Finding the right dentist:
1. Searching the internet is probably the number one method used to verify who your trusted family members, friends and co-workers recommend to you. If you search the internet, look for the number of reviews (20 or 450 reviews) and the timeliness of the reviews (i.e. how current are they).
2. Some suggest you ask your family doctor, but in today’s world a) your doctor can’t be reached and b) he really doesn’t have a clue, so forget that route.
3. Contacting your local or state dental society for a referral will probably be a waste of time, but if you are going to go that route, my associate of 24+ years was the past President of the Georgia Dental Association. Look him up, Dr. Sidney Tourial. Search the Internet or look under “dentists” or “associations” for the dental society nearest you.
4. Call your nearest dental school clinic. Really, that’s about as good as calling your doctor.
5. Consult the American Dental Association’s member directory. I guess, but almost every dentist belongs to the ADA. So how do you distinguish among the 170,000 dentists in the U.S.?
6. Ask your current dentist for a referral if you are moving to a new area. That actually makes sense. Ask him or her if they wouldn’t mind checking out a few names you have narrowed it down to.
What to Look For in a Dentist:
7. How long have they been in business? We’ve been in business since I graduated my prosthodontics residency from Emory University in 1988.
8. Determine how accessible the dentist is: Is his or her office near your home or job? If you work, somewhere between home and near work seem to make the most sense.
9. How hard is it to get the appointment times you need to fit into your work schedule or other members of your family’s schedule?
10. Survey the office to make sure it is clean and well-kept. We offer complimentary (free) consultations, so it doesn’t cost you anything to look at the office and our staff.
11. Look for pleasant, respectful interactions between dentist and staff. Again, we offer free consultations, so it cost you nothing to check us out.
12. Consult with the dentist about your dental history and problems, and decide whether you like the way he or she explains preventive measures and treatments. Realistically, we are going to be on our best behavior, but again realistically, how many group practices have associates for 24+ years who was the President of the GDA? And my newest associates are my two wonderful daughters.
13. Ask about fees, payment and insurance plans. We both want to know about each other. I want to know what your expectations and circumstances are and you want to know whether or not I am delivering a service that you value and trust.
14. Find out whether your dentist provides a way for you to receive emergency, after-hours care.
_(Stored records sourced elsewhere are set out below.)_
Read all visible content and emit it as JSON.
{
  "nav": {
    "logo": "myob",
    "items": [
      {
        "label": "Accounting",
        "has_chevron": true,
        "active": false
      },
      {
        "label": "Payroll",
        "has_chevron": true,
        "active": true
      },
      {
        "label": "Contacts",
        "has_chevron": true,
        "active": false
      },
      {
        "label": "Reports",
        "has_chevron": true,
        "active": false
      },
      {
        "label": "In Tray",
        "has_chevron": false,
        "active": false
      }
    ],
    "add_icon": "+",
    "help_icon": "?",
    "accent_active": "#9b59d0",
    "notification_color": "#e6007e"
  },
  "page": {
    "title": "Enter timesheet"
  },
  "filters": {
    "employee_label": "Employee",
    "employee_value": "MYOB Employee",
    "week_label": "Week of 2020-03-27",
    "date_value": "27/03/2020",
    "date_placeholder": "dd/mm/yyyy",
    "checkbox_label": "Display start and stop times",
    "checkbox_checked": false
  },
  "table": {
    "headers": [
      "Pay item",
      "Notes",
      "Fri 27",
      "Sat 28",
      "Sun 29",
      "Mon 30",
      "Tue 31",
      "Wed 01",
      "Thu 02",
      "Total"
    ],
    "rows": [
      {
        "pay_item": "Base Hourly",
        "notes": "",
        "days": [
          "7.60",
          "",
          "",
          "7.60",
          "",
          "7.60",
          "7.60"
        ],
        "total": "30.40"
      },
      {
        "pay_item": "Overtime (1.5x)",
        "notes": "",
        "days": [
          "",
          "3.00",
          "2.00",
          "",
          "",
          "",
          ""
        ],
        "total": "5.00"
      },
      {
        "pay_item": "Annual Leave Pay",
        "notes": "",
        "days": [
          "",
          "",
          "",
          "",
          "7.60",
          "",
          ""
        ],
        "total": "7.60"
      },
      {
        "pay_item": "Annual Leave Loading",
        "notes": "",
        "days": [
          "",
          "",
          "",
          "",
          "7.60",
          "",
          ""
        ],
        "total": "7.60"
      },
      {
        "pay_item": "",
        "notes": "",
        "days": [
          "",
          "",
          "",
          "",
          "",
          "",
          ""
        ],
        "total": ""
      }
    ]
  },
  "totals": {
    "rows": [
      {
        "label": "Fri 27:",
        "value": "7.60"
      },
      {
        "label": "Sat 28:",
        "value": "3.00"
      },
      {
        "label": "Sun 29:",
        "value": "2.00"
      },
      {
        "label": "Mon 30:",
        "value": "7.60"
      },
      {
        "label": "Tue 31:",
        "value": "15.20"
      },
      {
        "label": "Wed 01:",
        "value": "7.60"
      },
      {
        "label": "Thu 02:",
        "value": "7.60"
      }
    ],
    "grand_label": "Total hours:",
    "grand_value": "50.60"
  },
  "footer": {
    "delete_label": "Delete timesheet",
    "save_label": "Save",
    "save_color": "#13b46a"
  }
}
Of course we do. We give out our cell phones.
15. Ask what sorts of continuing education he or she has pursued to keep up with new developments in dentistry. Quite frankly, I am a prosthodontist, and there only 3200 prosthodontist out of 170,000 dentists in the country. It’s a pretty rigorous post graduate program and very few dentists choose to put themselves through the process. I am constantly taking courses and attending study groups to either validate what I am doing or learn new techniques.
If we can be of service or answer any of questions please feel free to contact us. Also, visit our website. It’s long and what some say wordy, but we are attempting to be informative and put in writing as much as one can tolerate on the internet.
Novy Scheinfeld, DDS, PC
290 Carpenter Drive, 200A
Atlanta (Sandy Springs), GA 30328